The Handmaid’s Tale – Margaret Atwood
Life of Pi – Yann Martel
Hamlet – William Shakespeare
Oliver Twist – Charles Dickens
Frankenstein – Mary Shelley
Insomnia – Stephen King
Odd Thomas series – Dean Koontz
There are many more, but this will have to do.
The world I’d created in Gone was too good to waste, so I used it as a starting point for The Avalon Trilogy. This epic fantasy was so long that I had to divide it into three – #1 The Star Realm, #2 Invasion, #3 Secrets Of The Ice.
It’s a tale of friendship, unity, fantastical worlds, good v evil, and a secret that is not revealed until the very last moment of book three. Five children, aged between ten and twelve, are called to Avalon by the Time Keeper, Ezrin, so to aid in its savour and that of Earth’s. It’s filled with adventure, enchantments, twists, turns and all manner of imaginative creatures, worlds and predicaments.
The Avalon Trilogy took a long time to write – at least a year or two altogether. It’s over one thousand pages long. It should spark anyone’s imagination, any age, even if it’s meant for a younger audience.
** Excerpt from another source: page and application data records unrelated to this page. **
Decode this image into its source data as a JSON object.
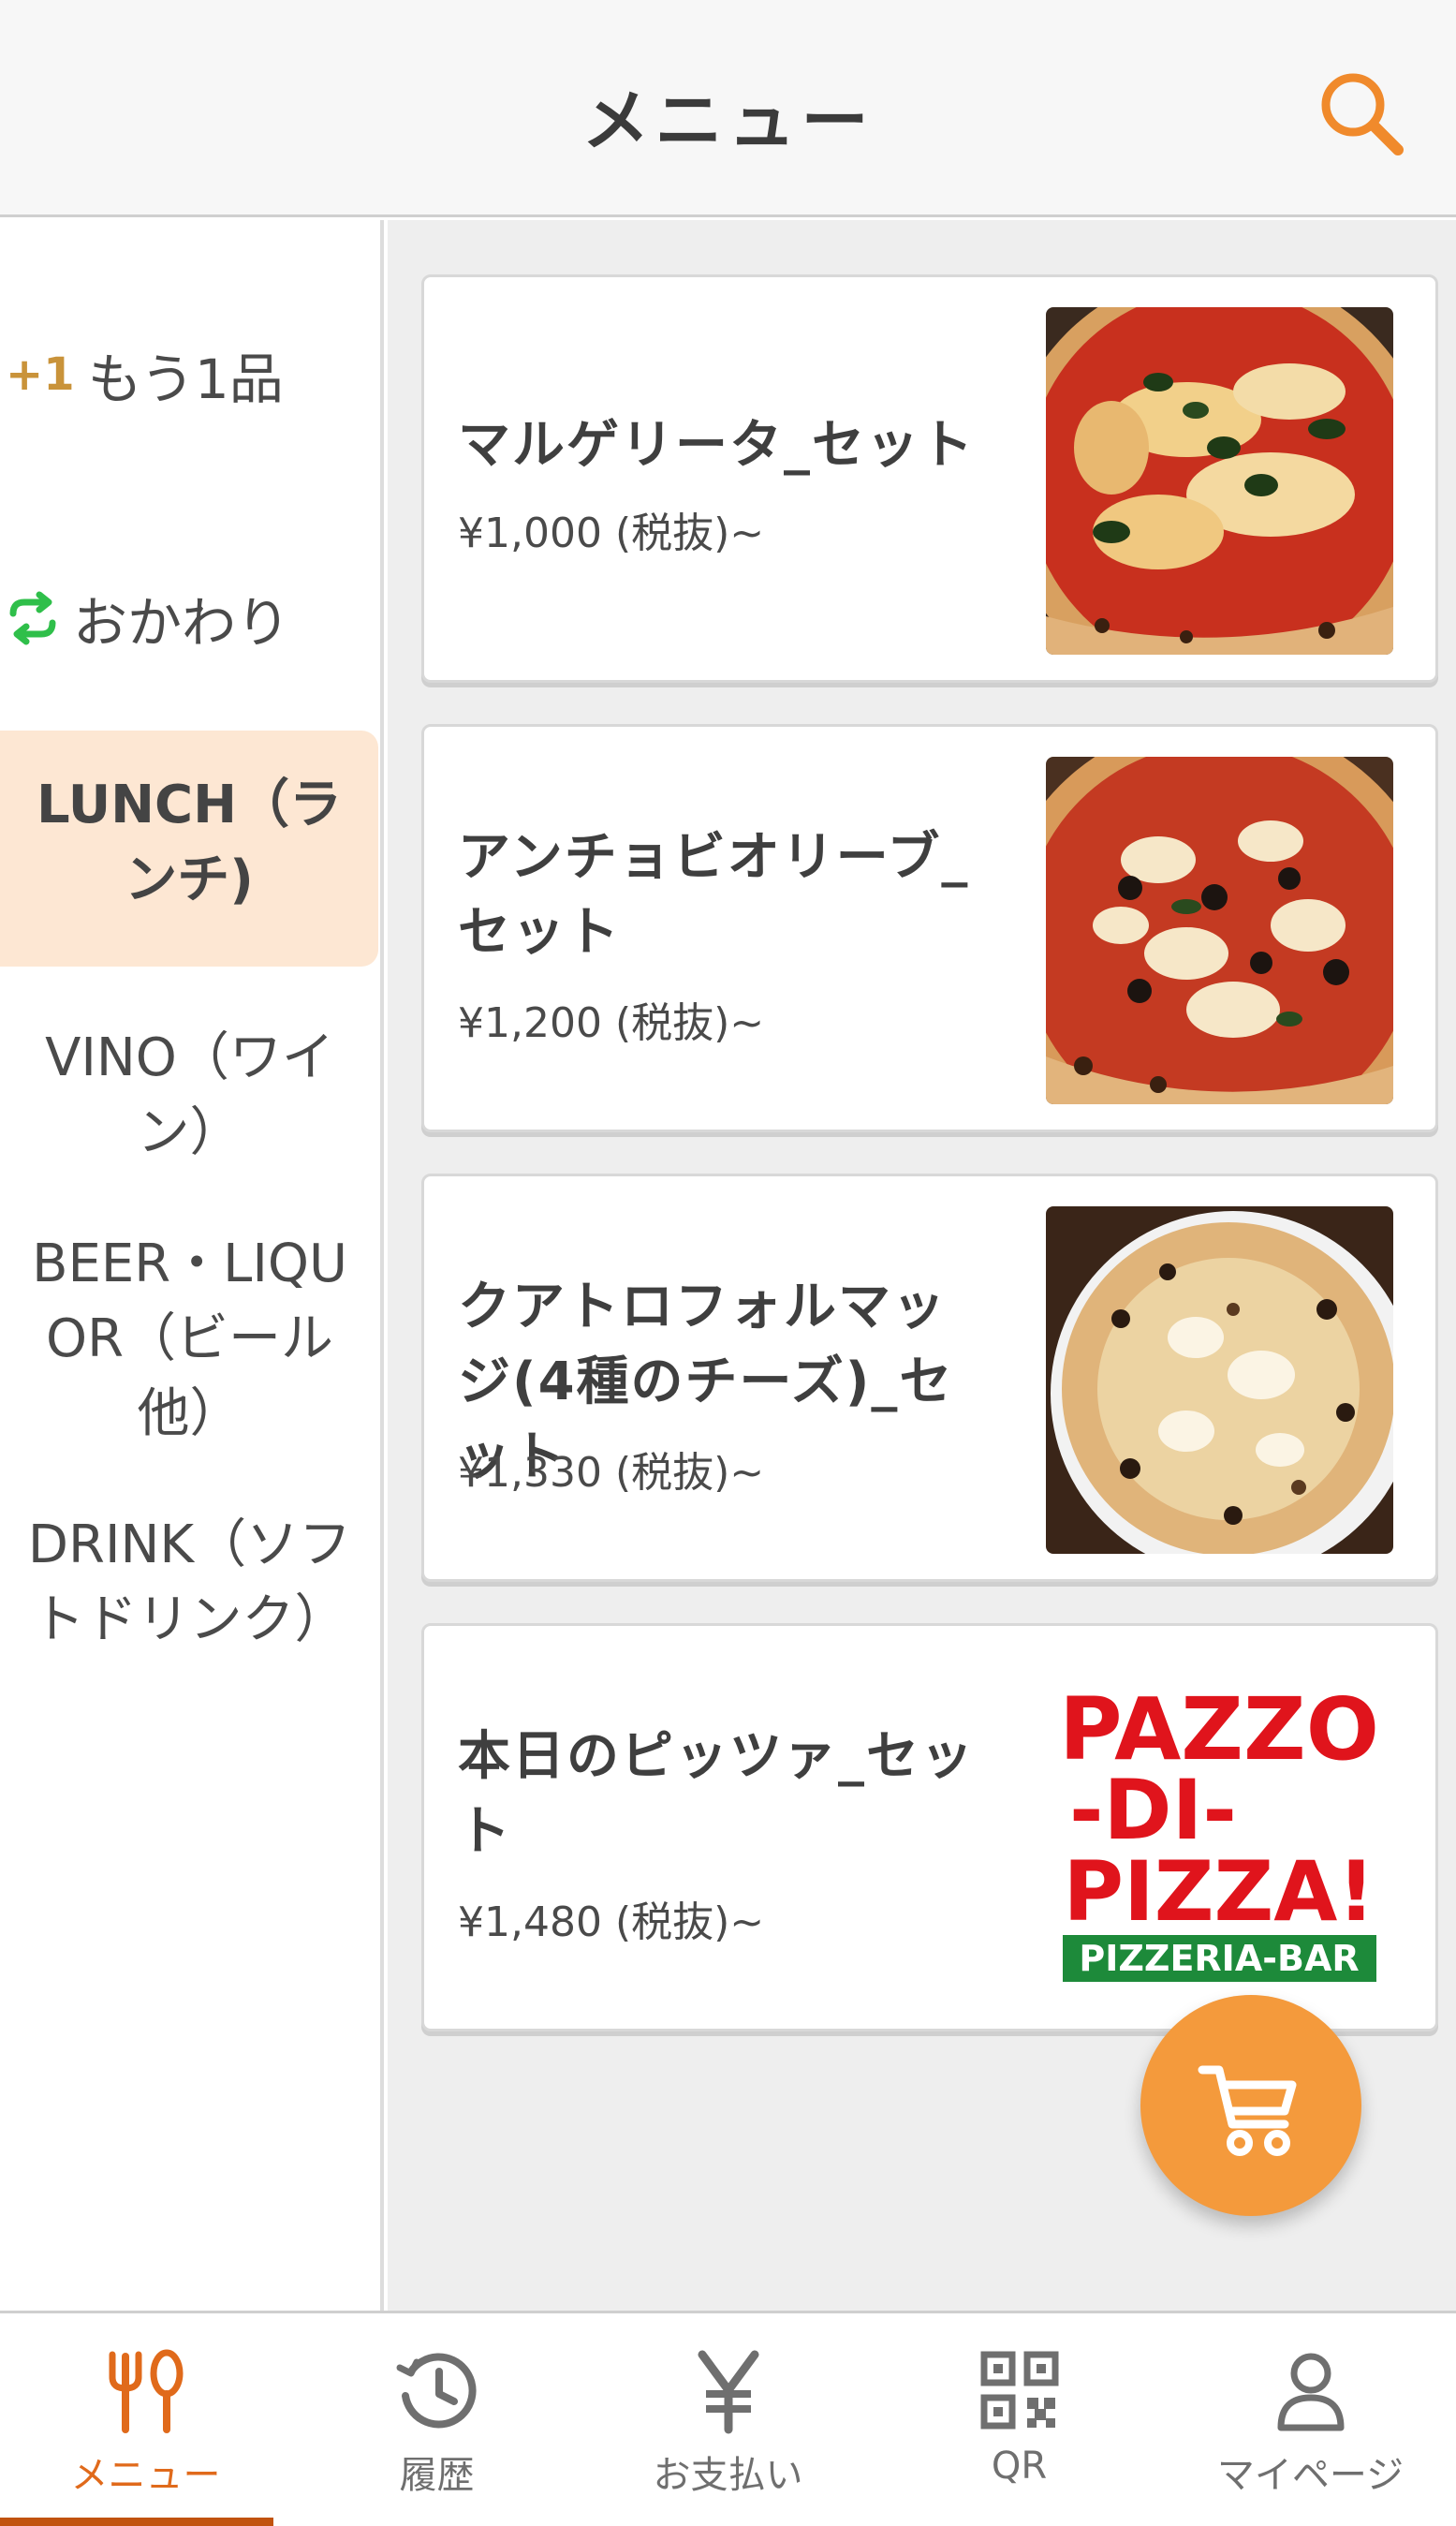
{
  "header": {
    "title": "メニュー"
  },
  "sidebar": {
    "quick": [
      {
        "label": "もう1品",
        "badge": "+1"
      },
      {
        "label": "おかわり"
      }
    ],
    "categories": [
      {
        "label": "LUNCH（ランチ)",
        "active": true
      },
      {
        "label": "VINO（ワイン）"
      },
      {
        "label": "BEER・LIQUOR（ビール他）"
      },
      {
        "label": "DRINK（ソフトドリンク）"
      }
    ]
  },
  "menu_items": [
    {
      "name": "マルゲリータ_セット",
      "price": "¥1,000 (税抜)~",
      "image": "margherita-pizza-photo"
    },
    {
      "name": "アンチョビオリーブ_セット",
      "price": "¥1,200 (税抜)~",
      "image": "anchovy-olive-pizza-photo"
    },
    {
      "name": "クアトロフォルマッジ(4種のチーズ)_セット",
      "price": "¥1,330 (税抜)~",
      "image": "quattro-formaggi-pizza-photo"
    },
    {
      "name": "本日のピッツァ_セット",
      "price": "¥1,480 (税抜)~",
      "image": "pazzo-di-pizza-logo"
    }
  ],
  "logo": {
    "line1": "PAZZO",
    "line2": "-DI-",
    "line3": "PIZZA!",
    "line4": "PIZZERIA-BAR"
  },
  "bottom_nav": [
    {
      "label": "メニュー",
      "icon": "fork-spoon-icon",
      "active": true
    },
    {
      "label": "履歴",
      "icon": "history-icon"
    },
    {
      "label": "お支払い",
      "icon": "yen-icon"
    },
    {
      "label": "QR",
      "icon": "qr-code-icon"
    },
    {
      "label": "マイページ",
      "icon": "user-icon"
    }
  ],
  "colors": {
    "accent": "#f49a3c",
    "nav_active": "#e06a1b",
    "active_category_bg": "#fde7d3",
    "plus_one": "#c9933a",
    "refill_green": "#2fbf4a"
  }
}
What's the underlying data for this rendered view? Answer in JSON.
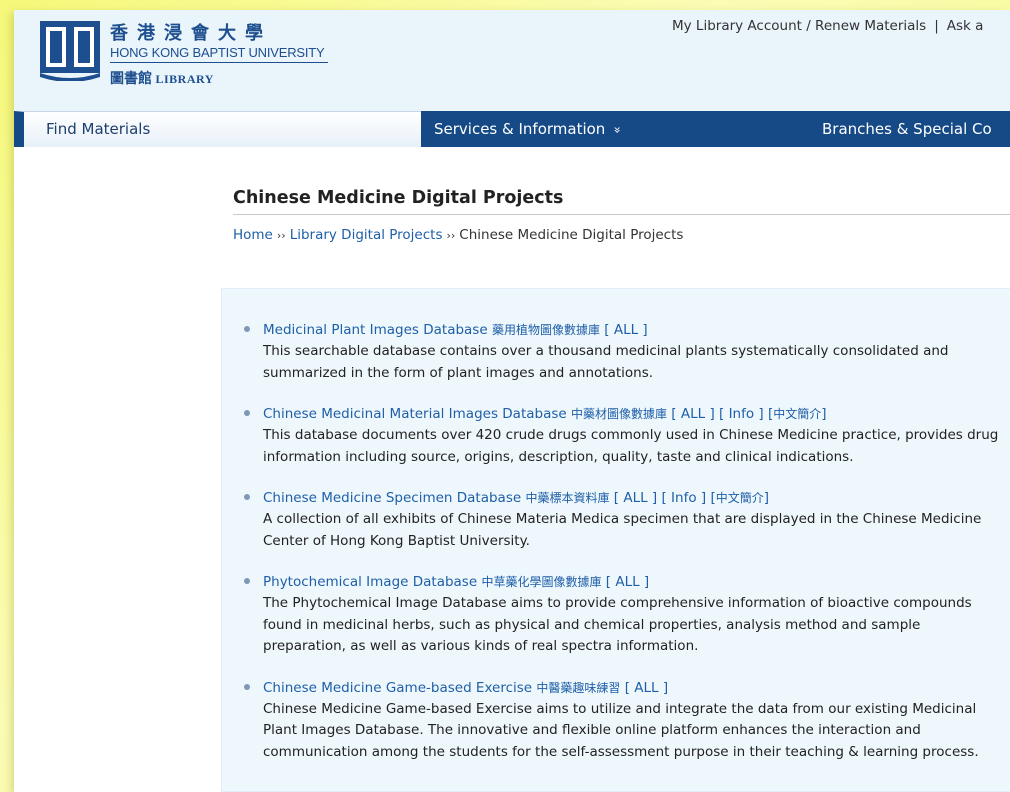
{
  "header": {
    "logo_cn": "香港浸會大學",
    "logo_en": "HONG KONG BAPTIST UNIVERSITY",
    "logo_lib_cn": "圖書館",
    "logo_lib_en": "LIBRARY",
    "account_link": "My Library Account / Renew Materials",
    "separator": "|",
    "ask_link": "Ask a"
  },
  "nav": {
    "find": "Find Materials",
    "services": "Services & Information",
    "services_chevron": "»",
    "branches": "Branches & Special Co"
  },
  "page": {
    "title": "Chinese Medicine Digital Projects",
    "breadcrumb": {
      "home": "Home",
      "sep": "››",
      "parent": "Library Digital Projects",
      "current": "Chinese Medicine Digital Projects"
    }
  },
  "projects": [
    {
      "title": "Medicinal Plant Images Database",
      "title_cn": "藥用植物圖像數據庫",
      "links": [
        "ALL"
      ],
      "description": "This searchable database contains over a thousand medicinal plants systematically consolidated and summarized in the form of plant images and annotations."
    },
    {
      "title": "Chinese Medicinal Material Images Database",
      "title_cn": "中藥材圖像數據庫",
      "links": [
        "ALL",
        "Info",
        "中文簡介"
      ],
      "description": "This database documents over 420 crude drugs commonly used in Chinese Medicine practice, provides drug information including source, origins, description, quality, taste and clinical indications."
    },
    {
      "title": "Chinese Medicine Specimen Database",
      "title_cn": "中藥標本資料庫",
      "links": [
        "ALL",
        "Info",
        "中文簡介"
      ],
      "description": "A collection of all exhibits of Chinese Materia Medica specimen that are displayed in the Chinese Medicine Center of Hong Kong Baptist University."
    },
    {
      "title": "Phytochemical Image Database",
      "title_cn": "中草藥化學圖像數據庫",
      "links": [
        "ALL"
      ],
      "description": "The Phytochemical Image Database aims to provide comprehensive information of bioactive compounds found in medicinal herbs, such as physical and chemical properties, analysis method and sample preparation, as well as various kinds of real spectra information."
    },
    {
      "title": "Chinese Medicine Game-based Exercise",
      "title_cn": "中醫藥趣味練習",
      "links": [
        "ALL"
      ],
      "description": "Chinese Medicine Game-based Exercise aims to utilize and integrate the data from our existing Medicinal Plant Images Database. The innovative and flexible online platform enhances the interaction and communication among the students for the self-assessment purpose in their teaching & learning process."
    }
  ],
  "colors": {
    "link": "#1f5fa8",
    "nav_bg": "#154a86",
    "header_bg": "#eaf4fb",
    "panel_bg": "#eef7fc",
    "outer_bg": "#f6f87a"
  }
}
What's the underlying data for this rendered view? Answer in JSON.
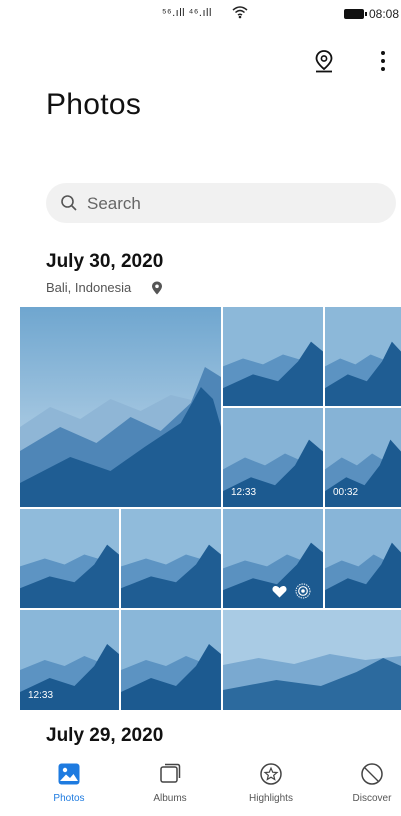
{
  "status_bar": {
    "signal": "⁵⁶.ıll ⁴⁶.ıll",
    "time": "08:08"
  },
  "header": {
    "title": "Photos",
    "location_icon": "location-pin-icon",
    "more_icon": "more-vertical-icon"
  },
  "search": {
    "placeholder": "Search"
  },
  "sections": [
    {
      "date": "July 30, 2020",
      "location": "Bali, Indonesia",
      "photos": [
        {
          "type": "image"
        },
        {
          "type": "image"
        },
        {
          "type": "image"
        },
        {
          "type": "video",
          "duration": "12:33"
        },
        {
          "type": "video",
          "duration": "00:32"
        },
        {
          "type": "image"
        },
        {
          "type": "image"
        },
        {
          "type": "image",
          "favorite": true,
          "live": true
        },
        {
          "type": "image"
        },
        {
          "type": "video",
          "duration": "12:33"
        },
        {
          "type": "image"
        },
        {
          "type": "image"
        }
      ]
    },
    {
      "date": "July 29, 2020"
    }
  ],
  "tabs": [
    {
      "label": "Photos",
      "icon": "photos-icon",
      "active": true
    },
    {
      "label": "Albums",
      "icon": "albums-icon",
      "active": false
    },
    {
      "label": "Highlights",
      "icon": "highlights-icon",
      "active": false
    },
    {
      "label": "Discover",
      "icon": "discover-icon",
      "active": false
    }
  ],
  "colors": {
    "accent": "#1e7be0",
    "search_bg": "#f1f1f1"
  }
}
Again, I didn’t know exactly how it would pan out, but I am pleased with the result. The Star Realm is also an audiobook, as are the majority of my books.
My current novel is called Maisie. It’s a fantasy about a blind girl…hey, I can’t give spoilers. I’m trying something I haven’t done before, so it’s not an easy write (it’ll be easy to read).
I’m also working on #4 of my Weird series – a paranormal story told from the perspective of Henry Ian Darling, a unique character with a brilliant ‘voice’. It’s nothing like anything I’ve read before. The story is told within missives, though each has an ending, I’m not sure where it’s all going to end yet – Henry will tell me.
There are also some short stories and other bits and pieces I’m working on, depending on where my dreams lead me.
It’s easy to say if you want to write then write, but I know it’s not always that simple. I would say don’t think about it too much. Look around you. Anything can spark your imagination, and then jot down some words about it – do not think about it too much. Let the words flow and see where they lead you. You’ll be surprised where it goes.
Never let others put you off! Writing is about you and how you feel – it doesn’t matter what others think. I don’t stick to formulas or rules, but if it suits you to do so, then do so. Think about challenging your writing. Try various genres and styles. If a story doesn’t work for you, then look at it from another angle; maybe from another point of view? Or try another story.
Whatever you decide, write because you enjoy it.
Read more about Julie at her website and discover more of her work at the following: